**EXERCISE DIRECTIONS:** The reply should consist of the full listing, repeated word for word.

+++ SUPPLIED RECORDS +++

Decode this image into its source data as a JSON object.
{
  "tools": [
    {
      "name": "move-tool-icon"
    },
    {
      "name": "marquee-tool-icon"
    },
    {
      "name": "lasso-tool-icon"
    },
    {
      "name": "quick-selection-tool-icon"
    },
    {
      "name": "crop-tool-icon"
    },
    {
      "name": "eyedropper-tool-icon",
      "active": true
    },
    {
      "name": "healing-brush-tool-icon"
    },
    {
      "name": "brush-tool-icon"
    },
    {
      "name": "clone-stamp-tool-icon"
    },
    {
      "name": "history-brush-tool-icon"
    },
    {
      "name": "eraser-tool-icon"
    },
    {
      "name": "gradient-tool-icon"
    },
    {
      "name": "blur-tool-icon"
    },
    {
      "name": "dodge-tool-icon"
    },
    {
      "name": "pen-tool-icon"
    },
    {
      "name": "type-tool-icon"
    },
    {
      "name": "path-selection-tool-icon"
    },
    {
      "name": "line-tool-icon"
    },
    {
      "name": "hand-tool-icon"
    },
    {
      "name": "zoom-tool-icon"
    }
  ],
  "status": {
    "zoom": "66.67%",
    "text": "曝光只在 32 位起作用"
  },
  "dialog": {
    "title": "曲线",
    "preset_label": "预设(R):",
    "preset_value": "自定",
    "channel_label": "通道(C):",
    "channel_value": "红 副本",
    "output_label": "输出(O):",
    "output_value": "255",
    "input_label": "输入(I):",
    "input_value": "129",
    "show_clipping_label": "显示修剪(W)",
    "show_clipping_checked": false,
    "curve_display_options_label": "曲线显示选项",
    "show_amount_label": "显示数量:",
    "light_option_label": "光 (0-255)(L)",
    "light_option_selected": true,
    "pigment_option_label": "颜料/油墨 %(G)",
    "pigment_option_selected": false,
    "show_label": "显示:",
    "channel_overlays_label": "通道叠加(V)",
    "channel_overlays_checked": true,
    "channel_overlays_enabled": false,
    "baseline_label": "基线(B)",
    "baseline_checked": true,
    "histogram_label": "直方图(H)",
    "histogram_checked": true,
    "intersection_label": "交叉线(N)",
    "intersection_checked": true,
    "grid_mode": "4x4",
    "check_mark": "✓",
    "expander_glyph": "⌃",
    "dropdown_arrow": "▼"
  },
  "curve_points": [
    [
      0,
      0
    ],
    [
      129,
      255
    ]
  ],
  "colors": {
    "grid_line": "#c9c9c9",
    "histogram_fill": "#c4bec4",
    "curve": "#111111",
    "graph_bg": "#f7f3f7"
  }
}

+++

**ANSWER SECTION:**
Decode this image into its source data as a JSON object.
{
  "tools": [
    {
      "name": "move-tool-icon"
    },
    {
      "name": "marquee-tool-icon"
    },
    {
      "name": "lasso-tool-icon"
    },
    {
      "name": "quick-selection-tool-icon"
    },
    {
      "name": "crop-tool-icon"
    },
    {
      "name": "eyedropper-tool-icon",
      "active": true
    },
    {
      "name": "healing-brush-tool-icon"
    },
    {
      "name": "brush-tool-icon"
    },
    {
      "name": "clone-stamp-tool-icon"
    },
    {
      "name": "history-brush-tool-icon"
    },
    {
      "name": "eraser-tool-icon"
    },
    {
      "name": "gradient-tool-icon"
    },
    {
      "name": "blur-tool-icon"
    },
    {
      "name": "dodge-tool-icon"
    },
    {
      "name": "pen-tool-icon"
    },
    {
      "name": "type-tool-icon"
    },
    {
      "name": "path-selection-tool-icon"
    },
    {
      "name": "line-tool-icon"
    },
    {
      "name": "hand-tool-icon"
    },
    {
      "name": "zoom-tool-icon"
    }
  ],
  "status": {
    "zoom": "66.67%",
    "text": "曝光只在 32 位起作用"
  },
  "dialog": {
    "title": "曲线",
    "preset_label": "预设(R):",
    "preset_value": "自定",
    "channel_label": "通道(C):",
    "channel_value": "红 副本",
    "output_label": "输出(O):",
    "output_value": "255",
    "input_label": "输入(I):",
    "input_value": "129",
    "show_clipping_label": "显示修剪(W)",
    "show_clipping_checked": false,
    "curve_display_options_label": "曲线显示选项",
    "show_amount_label": "显示数量:",
    "light_option_label": "光 (0-255)(L)",
    "light_option_selected": true,
    "pigment_option_label": "颜料/油墨 %(G)",
    "pigment_option_selected": false,
    "show_label": "显示:",
    "channel_overlays_label": "通道叠加(V)",
    "channel_overlays_checked": true,
    "channel_overlays_enabled": false,
    "baseline_label": "基线(B)",
    "baseline_checked": true,
    "histogram_label": "直方图(H)",
    "histogram_checked": true,
    "intersection_label": "交叉线(N)",
    "intersection_checked": true,
    "grid_mode": "4x4",
    "check_mark": "✓",
    "expander_glyph": "⌃",
    "dropdown_arrow": "▼"
  },
  "curve_points": [
    [
      0,
      0
    ],
    [
      129,
      255
    ]
  ],
  "colors": {
    "grid_line": "#c9c9c9",
    "histogram_fill": "#c4bec4",
    "curve": "#111111",
    "graph_bg": "#f7f3f7"
  }
}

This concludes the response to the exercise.